The final five-kilometer climb, which peaked 10 km before the finish, was a big effort on a wide sweeping road and I was once again reminded of the depth of the field at World Tour races. I was punching tickets of riders getting dropped for the final couple kilometers of the climb and digging deep to make it over with the front group.
We planned to help my BMC teammate Danilo Wyss in the sprint, but after seeing he wasn’t there, I thought I could give it a try. A technical final few km had me regretting not studying the roadbook more closely this morning but in my defense, the racebook maps look like they were drawn by a kindergartner, so it ends up being basically virtual recon.
I did my best to position myself and sprint and finished just outside the top 10 in 11th position. The next three days will be a massive load, especially with the frigid temps up in the Pyrenees. There’s talk of about rerouting some stages, but we haven’t heard any official word yet. Now that Spain’s favorite rider is leading the race, I’d say there is a better chance they'll decide to keep us slightly warmer and hopefully safer, but knowing Tejay is climbing great, I’m not sure how I feel about that.
The opening stage of the "Volta" Ciclista a Catalunya, A.E. was definitely enjoyable because it was a rare opportunity to race on some familiar roads around my European home in Girona. The spectacular coast sections are some of my favorites, and while we didn’t really have a chance to soak up the views, it's always nice to know where you are and what’s coming next.
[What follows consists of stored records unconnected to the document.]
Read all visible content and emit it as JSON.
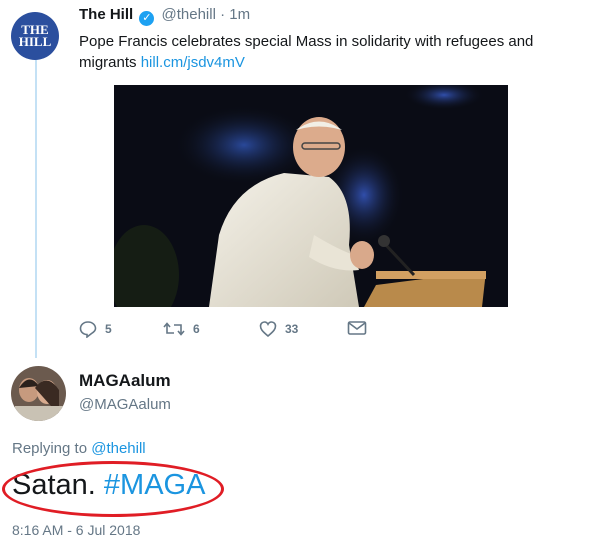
{
  "tweet": {
    "logo_text_1": "THE",
    "logo_text_2": "HILL",
    "author_name": "The Hill",
    "author_handle": "@thehill",
    "separator": "·",
    "time_ago": "1m",
    "text": "Pope Francis celebrates special Mass in solidarity with refugees and migrants",
    "link": "hill.cm/jsdv4mV",
    "actions": {
      "replies": "5",
      "retweets": "6",
      "likes": "33"
    }
  },
  "reply": {
    "name": "MAGAalum",
    "handle": "@MAGAalum",
    "replying_prefix": "Replying to",
    "replying_handle": "@thehill",
    "text_plain": "Satan.",
    "text_hashtag": "#MAGA",
    "timestamp": "8:16 AM - 6 Jul 2018"
  },
  "colors": {
    "accent": "#1b95e0",
    "thread_line": "#c4e1f5",
    "annotation_oval": "#e01d25"
  },
  "icons": {
    "verified": "verified-badge-icon",
    "reply": "reply-icon",
    "retweet": "retweet-icon",
    "like": "heart-icon",
    "dm": "envelope-icon"
  }
}
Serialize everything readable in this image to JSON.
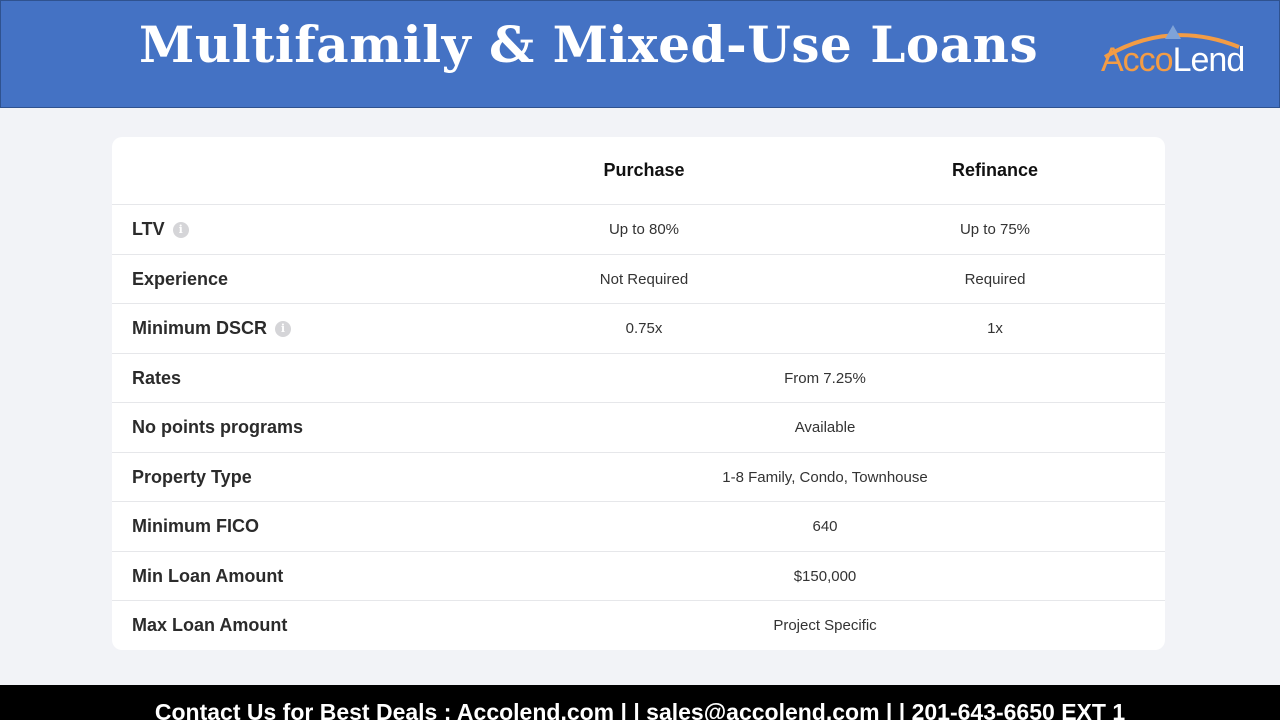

Physically, the race rhythm took a bit of an adjustment after spending the past three weeks training. Fortunately, the profile and tactics were in line with this transition. But it only gets hillier, harder, and probably a lot colder from here, so I appreciate today as a good way to start.